'I dare you. I double-dog dare you.'
This is exactly what Alabama is saying with its new sales and use tax rule (No. 810-6-2-.90.03) which takes effect January 1, 2016. The new rule considers out-of-state sellers who lack an Alabama physical presence, but who have sold more than $250,000 in retail sales of tangible personal property in the previous calendar year and conducts certain activities, to have a substantial economic presence in Alabama for sales and use tax purposes. Consequently, the new rule requires the out-of-state sellers who meet the $250,000 and 'activities' threshold, to register for a license with the Department and to collect and remit tax.
NOTE: The $250,000 threshold is not the only test. The out-of-state seller must also be conducting specific activities as referenced in the Rule. Please see the Rule for all of the details.
The new rule flies in the face of U.S. Supreme Court precedent (Quill Corp v. North Dakota, 504 U.S. 298 (1992)) which requires collection of sales and use tax by companies that have a physical presence in a state.
Many media articles have stated the Alabama Governor and Revenue Commissioner want a large online retailer (i.e., Amazon) to challenge the law and force the U.S. Supreme Court to take the case in the hopes the Court will rule in the state's favor.
Will Amazon make the challenge?
Should Amazon take the bait?
If Amazon does challenge it, there is probably a 50/50 chance of winning. If Amazon doesn't challenge it, Alabama wins and other states will consider enacting similar legislation.
But who does the law hurt? Amazon, maybe not. Amazon used to fight sales tax collection legislation, now it just builds large distribution centers (and collects sales tax) in states to provide faster service to clients and create stronger competition for brick and mortar stores. I can personally confirm that this strategy is working. This Christmas season, I definitely preferred to shop from the comfort of my living room, rather than combat the crowds and traffic at a store for items that may or may not be in stock.
NOTE: Amazon is currently collecting sales tax in 26 states (Alabama is not one of them).

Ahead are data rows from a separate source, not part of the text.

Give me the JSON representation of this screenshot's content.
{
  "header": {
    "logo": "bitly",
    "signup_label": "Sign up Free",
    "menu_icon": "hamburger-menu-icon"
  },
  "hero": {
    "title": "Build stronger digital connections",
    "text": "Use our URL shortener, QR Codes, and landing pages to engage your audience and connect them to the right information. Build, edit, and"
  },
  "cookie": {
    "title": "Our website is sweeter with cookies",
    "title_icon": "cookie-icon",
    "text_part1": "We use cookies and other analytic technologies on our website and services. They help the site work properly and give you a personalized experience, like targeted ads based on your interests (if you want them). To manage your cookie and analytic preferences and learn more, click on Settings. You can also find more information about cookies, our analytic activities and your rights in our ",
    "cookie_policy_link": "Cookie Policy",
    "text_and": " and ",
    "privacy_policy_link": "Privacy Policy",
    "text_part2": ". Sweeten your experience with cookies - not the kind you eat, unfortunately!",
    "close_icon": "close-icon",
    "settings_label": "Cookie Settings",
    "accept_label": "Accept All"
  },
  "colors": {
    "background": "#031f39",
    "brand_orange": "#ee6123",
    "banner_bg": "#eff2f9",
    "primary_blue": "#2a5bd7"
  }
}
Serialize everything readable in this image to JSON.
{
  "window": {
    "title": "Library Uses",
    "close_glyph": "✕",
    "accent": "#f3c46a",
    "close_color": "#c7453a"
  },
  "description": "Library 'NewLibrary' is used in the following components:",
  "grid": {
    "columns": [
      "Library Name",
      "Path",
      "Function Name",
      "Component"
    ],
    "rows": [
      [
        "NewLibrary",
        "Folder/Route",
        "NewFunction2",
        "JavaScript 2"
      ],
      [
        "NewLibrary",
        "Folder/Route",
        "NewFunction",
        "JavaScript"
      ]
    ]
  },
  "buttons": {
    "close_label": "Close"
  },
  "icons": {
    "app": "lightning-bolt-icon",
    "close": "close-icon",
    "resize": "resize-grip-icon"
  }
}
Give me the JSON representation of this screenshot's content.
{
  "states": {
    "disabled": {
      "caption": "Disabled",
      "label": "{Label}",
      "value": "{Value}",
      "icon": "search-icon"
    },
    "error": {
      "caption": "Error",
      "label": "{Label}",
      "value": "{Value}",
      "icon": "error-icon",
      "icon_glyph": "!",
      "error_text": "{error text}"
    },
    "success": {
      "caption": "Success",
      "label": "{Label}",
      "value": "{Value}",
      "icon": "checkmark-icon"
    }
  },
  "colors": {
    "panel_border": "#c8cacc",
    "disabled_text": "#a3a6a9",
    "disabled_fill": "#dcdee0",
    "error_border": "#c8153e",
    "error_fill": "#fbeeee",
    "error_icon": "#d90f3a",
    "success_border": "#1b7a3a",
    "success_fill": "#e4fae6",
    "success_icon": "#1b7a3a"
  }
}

If it doesn't hurt Amazon, then why should it challenge the law and incur the costly legal battle? Simply negotiate incentives to build a large distribution center in Alabama and reap the business benefits of crushing the brick and mortar competition. Perhaps this is exactly what Alabama wants. Perhaps Alabama doesn't care about collecting sales tax from every online retailer, only Amazon or similar companies. Perhaps it would be better for everyone if Amazon simply built distribution centers in every state - it definitely would provide better customer service, and states would receive increased sales tax revenue. If Amazon took this path, perhaps the national debate of taxing remote online retailers would go away.